The next day we rented bikes from a local guy named Tiger Man. He gave us a map and suggested we loop the area west of town to check out the Akah, Yao, and Tai villages. It was a wild and beautiful ride through huge stalks of sugar cane, banana tree farms, and rice paddies.
The villages and people were all so different. The Yao communities were particularly striking with stilted houses and women wearing red tube-like scarves and kids with caps topped with big pom-poms.
When we returned to Tiger Man’s bike shop and told him how much we loved the local villages, his response was, “Well, then you should come stay in my village and we will teach you the Hmong way of life!” We accepted the invitation without hesitation and stayed with his sister’s family that night. Despite our massive language barriers, they taught us a bit of Hmong, we taught some English, and shared time filled with smiles.
A cousin who spoke a bit of English was nice enough to show us around, introduce us around, and give us the inside scoop.

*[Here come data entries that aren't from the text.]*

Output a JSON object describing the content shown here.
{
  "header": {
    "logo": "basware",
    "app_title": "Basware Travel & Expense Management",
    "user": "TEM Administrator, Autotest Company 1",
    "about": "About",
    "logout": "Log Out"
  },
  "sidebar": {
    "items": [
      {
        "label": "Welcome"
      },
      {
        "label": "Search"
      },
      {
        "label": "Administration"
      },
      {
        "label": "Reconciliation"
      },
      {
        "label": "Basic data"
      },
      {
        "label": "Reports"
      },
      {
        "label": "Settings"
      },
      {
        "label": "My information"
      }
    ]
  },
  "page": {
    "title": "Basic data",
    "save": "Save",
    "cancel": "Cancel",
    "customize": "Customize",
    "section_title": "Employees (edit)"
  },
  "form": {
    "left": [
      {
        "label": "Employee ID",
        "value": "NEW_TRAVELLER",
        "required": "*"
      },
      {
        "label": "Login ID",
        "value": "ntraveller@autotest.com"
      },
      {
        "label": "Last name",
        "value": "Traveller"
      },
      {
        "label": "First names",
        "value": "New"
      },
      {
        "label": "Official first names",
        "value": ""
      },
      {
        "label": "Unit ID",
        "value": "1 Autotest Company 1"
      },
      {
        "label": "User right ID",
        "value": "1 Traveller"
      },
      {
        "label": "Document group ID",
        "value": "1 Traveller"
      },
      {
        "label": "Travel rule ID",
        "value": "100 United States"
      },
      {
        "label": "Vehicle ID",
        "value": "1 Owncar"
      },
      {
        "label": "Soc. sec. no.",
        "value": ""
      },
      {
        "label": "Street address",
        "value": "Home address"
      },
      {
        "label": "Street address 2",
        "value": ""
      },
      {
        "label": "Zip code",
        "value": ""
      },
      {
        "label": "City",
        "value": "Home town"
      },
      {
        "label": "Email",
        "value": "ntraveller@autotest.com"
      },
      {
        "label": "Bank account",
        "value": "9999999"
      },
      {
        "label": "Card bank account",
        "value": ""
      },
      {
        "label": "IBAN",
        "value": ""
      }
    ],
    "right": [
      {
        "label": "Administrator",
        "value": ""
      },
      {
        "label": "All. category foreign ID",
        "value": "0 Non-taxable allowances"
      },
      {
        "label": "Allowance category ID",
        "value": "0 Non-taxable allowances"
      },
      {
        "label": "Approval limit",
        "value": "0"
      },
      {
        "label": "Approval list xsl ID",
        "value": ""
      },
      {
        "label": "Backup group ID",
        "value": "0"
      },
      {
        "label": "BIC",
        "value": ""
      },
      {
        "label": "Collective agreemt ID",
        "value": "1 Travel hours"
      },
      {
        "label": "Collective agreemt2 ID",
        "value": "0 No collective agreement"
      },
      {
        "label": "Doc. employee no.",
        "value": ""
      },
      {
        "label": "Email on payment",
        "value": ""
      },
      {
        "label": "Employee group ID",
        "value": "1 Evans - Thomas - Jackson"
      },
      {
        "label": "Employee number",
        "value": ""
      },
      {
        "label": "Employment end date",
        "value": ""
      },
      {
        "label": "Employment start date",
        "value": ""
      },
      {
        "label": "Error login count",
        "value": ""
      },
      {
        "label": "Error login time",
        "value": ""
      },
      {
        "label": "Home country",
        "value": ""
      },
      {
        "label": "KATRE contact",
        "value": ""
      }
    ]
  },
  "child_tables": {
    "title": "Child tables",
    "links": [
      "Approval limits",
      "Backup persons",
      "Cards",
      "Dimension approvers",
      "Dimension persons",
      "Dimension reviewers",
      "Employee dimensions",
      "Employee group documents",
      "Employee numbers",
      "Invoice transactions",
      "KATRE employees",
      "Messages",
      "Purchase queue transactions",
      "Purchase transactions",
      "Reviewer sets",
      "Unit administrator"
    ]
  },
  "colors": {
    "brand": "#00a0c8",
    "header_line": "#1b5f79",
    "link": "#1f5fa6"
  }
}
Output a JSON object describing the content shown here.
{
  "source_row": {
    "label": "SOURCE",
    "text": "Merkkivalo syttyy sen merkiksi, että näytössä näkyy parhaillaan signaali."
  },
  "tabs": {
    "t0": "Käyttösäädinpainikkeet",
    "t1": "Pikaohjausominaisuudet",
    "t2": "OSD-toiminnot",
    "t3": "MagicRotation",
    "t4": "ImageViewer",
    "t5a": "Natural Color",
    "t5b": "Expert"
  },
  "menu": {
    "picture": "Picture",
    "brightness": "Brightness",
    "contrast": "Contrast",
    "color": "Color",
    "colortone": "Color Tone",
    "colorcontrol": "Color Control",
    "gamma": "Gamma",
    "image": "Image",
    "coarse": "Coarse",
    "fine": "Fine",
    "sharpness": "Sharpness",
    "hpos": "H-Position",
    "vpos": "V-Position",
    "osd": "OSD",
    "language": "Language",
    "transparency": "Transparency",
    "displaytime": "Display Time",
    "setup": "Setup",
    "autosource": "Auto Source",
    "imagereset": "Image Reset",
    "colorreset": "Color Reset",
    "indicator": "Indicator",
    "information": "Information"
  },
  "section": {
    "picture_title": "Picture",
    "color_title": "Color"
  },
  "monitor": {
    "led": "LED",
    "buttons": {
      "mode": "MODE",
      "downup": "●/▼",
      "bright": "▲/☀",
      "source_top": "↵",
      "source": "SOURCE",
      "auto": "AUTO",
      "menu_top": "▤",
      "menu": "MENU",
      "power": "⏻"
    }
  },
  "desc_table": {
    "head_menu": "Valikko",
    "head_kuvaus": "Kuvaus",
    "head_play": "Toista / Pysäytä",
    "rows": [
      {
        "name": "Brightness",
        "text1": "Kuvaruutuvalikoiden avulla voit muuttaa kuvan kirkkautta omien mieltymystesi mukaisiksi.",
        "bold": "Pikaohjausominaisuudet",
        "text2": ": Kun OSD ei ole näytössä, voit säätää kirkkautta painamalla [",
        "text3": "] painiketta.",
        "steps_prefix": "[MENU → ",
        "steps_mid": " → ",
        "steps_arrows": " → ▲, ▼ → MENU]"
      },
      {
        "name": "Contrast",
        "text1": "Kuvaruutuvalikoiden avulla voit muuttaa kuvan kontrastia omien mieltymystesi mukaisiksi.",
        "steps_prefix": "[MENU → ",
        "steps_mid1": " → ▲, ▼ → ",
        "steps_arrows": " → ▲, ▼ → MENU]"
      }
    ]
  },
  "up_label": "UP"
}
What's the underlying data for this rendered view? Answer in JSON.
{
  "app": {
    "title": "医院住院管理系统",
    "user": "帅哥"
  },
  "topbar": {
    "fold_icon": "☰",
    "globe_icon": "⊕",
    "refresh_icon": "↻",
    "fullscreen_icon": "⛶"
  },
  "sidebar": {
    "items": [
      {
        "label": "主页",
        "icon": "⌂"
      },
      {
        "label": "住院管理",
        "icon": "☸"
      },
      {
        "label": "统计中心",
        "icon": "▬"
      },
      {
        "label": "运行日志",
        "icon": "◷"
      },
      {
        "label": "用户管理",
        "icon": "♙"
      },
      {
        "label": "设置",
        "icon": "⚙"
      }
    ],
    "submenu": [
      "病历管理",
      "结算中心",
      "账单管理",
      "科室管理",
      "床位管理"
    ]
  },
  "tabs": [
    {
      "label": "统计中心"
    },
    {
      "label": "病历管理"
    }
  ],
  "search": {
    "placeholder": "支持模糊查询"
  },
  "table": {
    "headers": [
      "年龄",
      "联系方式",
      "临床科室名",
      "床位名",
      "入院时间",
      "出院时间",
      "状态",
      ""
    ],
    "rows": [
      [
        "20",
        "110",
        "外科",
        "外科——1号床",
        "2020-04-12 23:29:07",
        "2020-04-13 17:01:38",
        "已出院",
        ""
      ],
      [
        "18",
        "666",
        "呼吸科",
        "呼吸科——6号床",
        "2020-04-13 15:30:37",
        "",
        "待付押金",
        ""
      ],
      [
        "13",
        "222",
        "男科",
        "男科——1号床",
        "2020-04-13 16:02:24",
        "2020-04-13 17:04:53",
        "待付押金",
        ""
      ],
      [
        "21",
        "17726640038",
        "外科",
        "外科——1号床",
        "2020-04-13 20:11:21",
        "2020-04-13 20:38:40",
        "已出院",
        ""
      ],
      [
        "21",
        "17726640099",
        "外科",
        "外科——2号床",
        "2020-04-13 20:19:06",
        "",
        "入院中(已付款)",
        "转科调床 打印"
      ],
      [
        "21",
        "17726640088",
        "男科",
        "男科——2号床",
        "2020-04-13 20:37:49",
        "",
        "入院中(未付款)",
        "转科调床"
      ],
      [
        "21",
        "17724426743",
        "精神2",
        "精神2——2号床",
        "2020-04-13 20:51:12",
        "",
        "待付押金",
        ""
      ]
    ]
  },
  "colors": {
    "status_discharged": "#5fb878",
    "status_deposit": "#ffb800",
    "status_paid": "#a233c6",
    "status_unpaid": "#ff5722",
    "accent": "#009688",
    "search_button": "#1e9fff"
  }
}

We popped into a few houses for hellos, hung out with some local guys building a well, learned about the village farms, and caught this epic game of takraw (look at that foot block!). Though one of the coolest things was a ancestral worship ceremony. We heard chanting coming from one of the houses and asked our new buddy what was going on then he just walked us right in. This woman was blindfolded, standing on a bench, shaking a rice-filled gourd in front of a candlelit alter and singing. It was such a private, spiritual moment and one we could’ve never had without our local in.
Tiger Man, when not renting bicycles, was also the town English teacher in this little school house (which he built with money from his bicycle shop). He was thrilled to have native speakers in town so he asked us to guest teach that day. Before our Ta Phin Village teaching experience we would have never felt remotely qualified, but this time we taught with new confidence.